Required work >> Please reproduce the entries below exactly from the line with "Decode this image" through their last line, leaving out any pictures.

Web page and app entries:
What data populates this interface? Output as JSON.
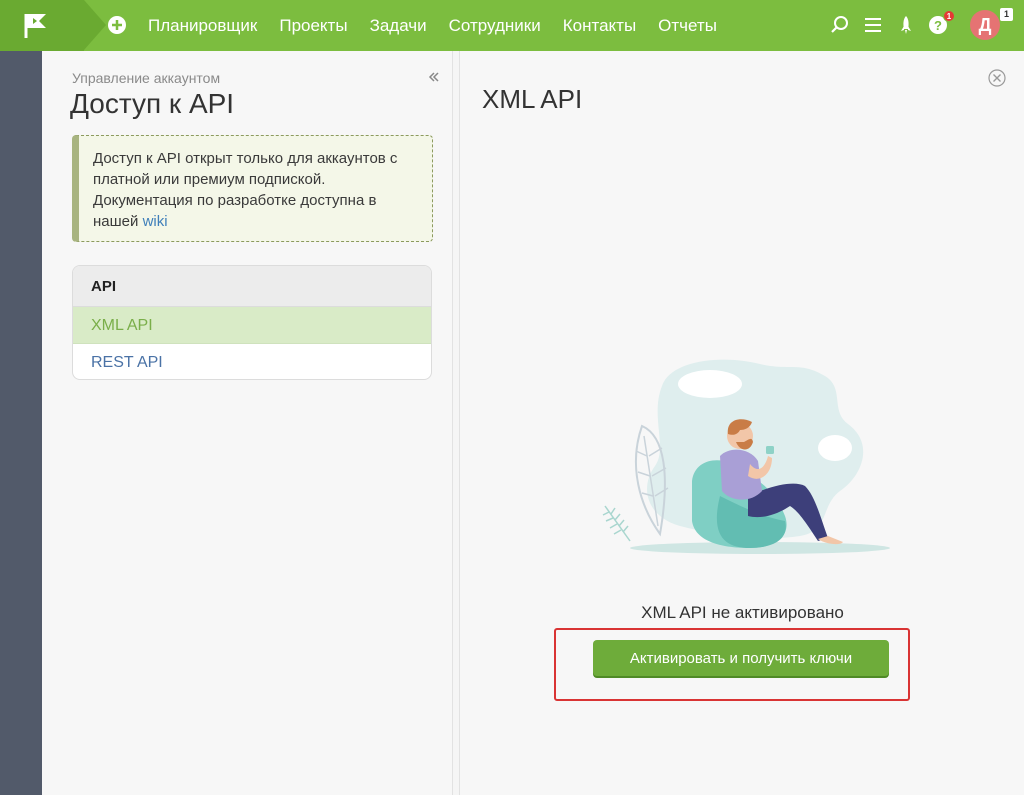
{
  "topbar": {
    "nav": [
      "Планировщик",
      "Проекты",
      "Задачи",
      "Сотрудники",
      "Контакты",
      "Отчеты"
    ],
    "help_badge": "1",
    "avatar_letter": "Д",
    "avatar_badge": "1",
    "icons": [
      "flag-logo-icon",
      "plus-circle-icon",
      "search-icon",
      "menu-icon",
      "rocket-icon",
      "help-icon"
    ],
    "color": "#7cbd3f"
  },
  "left": {
    "breadcrumb": "Управление аккаунтом",
    "title": "Доступ к API",
    "notice_text": "Доступ к API открыт только для аккаунтов с платной или премиум подпиской. Документация по разработке доступна в нашей ",
    "notice_link": "wiki",
    "list_header": "API",
    "items": [
      "XML API",
      "REST API"
    ]
  },
  "right": {
    "title": "XML API",
    "status": "XML API не активировано",
    "button": "Активировать и получить ключи"
  }
}
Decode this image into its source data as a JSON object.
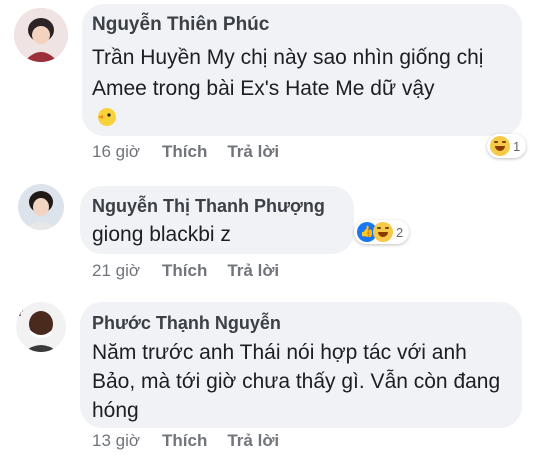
{
  "comments": [
    {
      "author": "Nguyễn Thiên Phúc",
      "text": "Trần Huyền My chị này sao nhìn giống chị Amee trong bài Ex's Hate Me dữ vậy",
      "time": "16 giờ",
      "like_label": "Thích",
      "reply_label": "Trả lời",
      "reaction_count": "1",
      "reaction_icons": [
        "haha-icon"
      ]
    },
    {
      "author": "Nguyễn Thị Thanh Phượng",
      "text": "giong blackbi z",
      "time": "21 giờ",
      "like_label": "Thích",
      "reply_label": "Trả lời",
      "reaction_count": "2",
      "reaction_icons": [
        "like-icon",
        "haha-icon"
      ]
    },
    {
      "author": "Phước Thạnh Nguyễn",
      "text": "Năm trước anh Thái nói hợp tác với anh Bảo,  mà tới giờ chưa thấy gì.  Vẫn còn đang hóng",
      "time": "13 giờ",
      "like_label": "Thích",
      "reply_label": "Trả lời"
    }
  ],
  "colors": {
    "bubble": "#f0f2f5",
    "author": "#3b3f46",
    "meta": "#71757b",
    "like_blue": "#1877f2",
    "haha_yellow": "#f7c948"
  }
}
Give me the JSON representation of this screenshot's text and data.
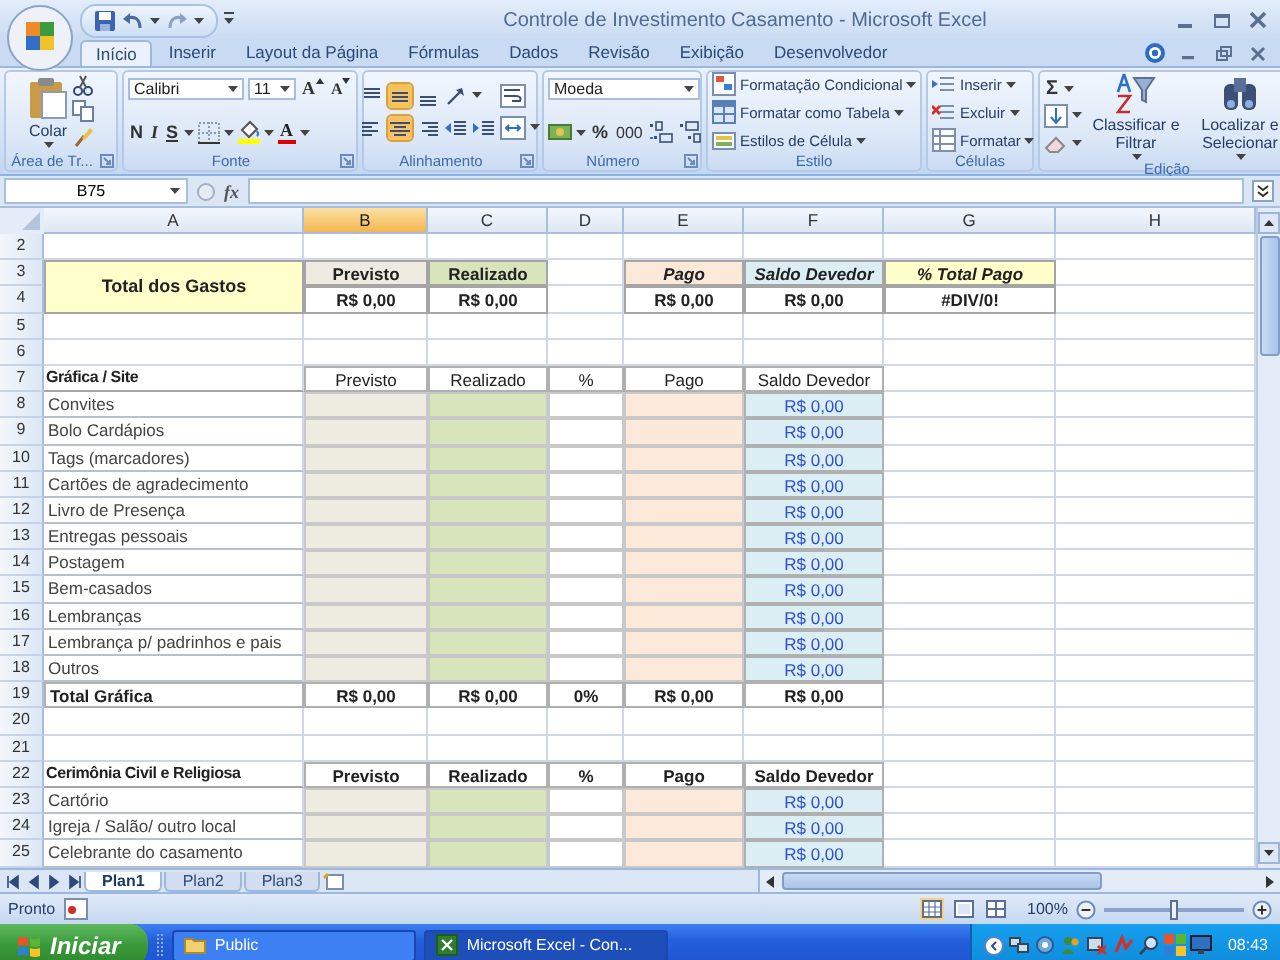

Response to this exercise >>
Decode this image into its source data as a JSON object.
{
  "comments": [
    {
      "author": "Nguyễn Thiên Phúc",
      "text": "Trần Huyền My chị này sao nhìn giống chị Amee trong bài Ex's Hate Me dữ vậy",
      "time": "16 giờ",
      "like_label": "Thích",
      "reply_label": "Trả lời",
      "reaction_count": "1",
      "reaction_icons": [
        "haha-icon"
      ]
    },
    {
      "author": "Nguyễn Thị Thanh Phượng",
      "text": "giong blackbi z",
      "time": "21 giờ",
      "like_label": "Thích",
      "reply_label": "Trả lời",
      "reaction_count": "2",
      "reaction_icons": [
        "like-icon",
        "haha-icon"
      ]
    },
    {
      "author": "Phước Thạnh Nguyễn",
      "text": "Năm trước anh Thái nói hợp tác với anh Bảo,  mà tới giờ chưa thấy gì.  Vẫn còn đang hóng",
      "time": "13 giờ",
      "like_label": "Thích",
      "reply_label": "Trả lời"
    }
  ],
  "colors": {
    "bubble": "#f0f2f5",
    "author": "#3b3f46",
    "meta": "#71757b",
    "like_blue": "#1877f2",
    "haha_yellow": "#f7c948"
  }
}
Give me the JSON representation of this screenshot's text and data.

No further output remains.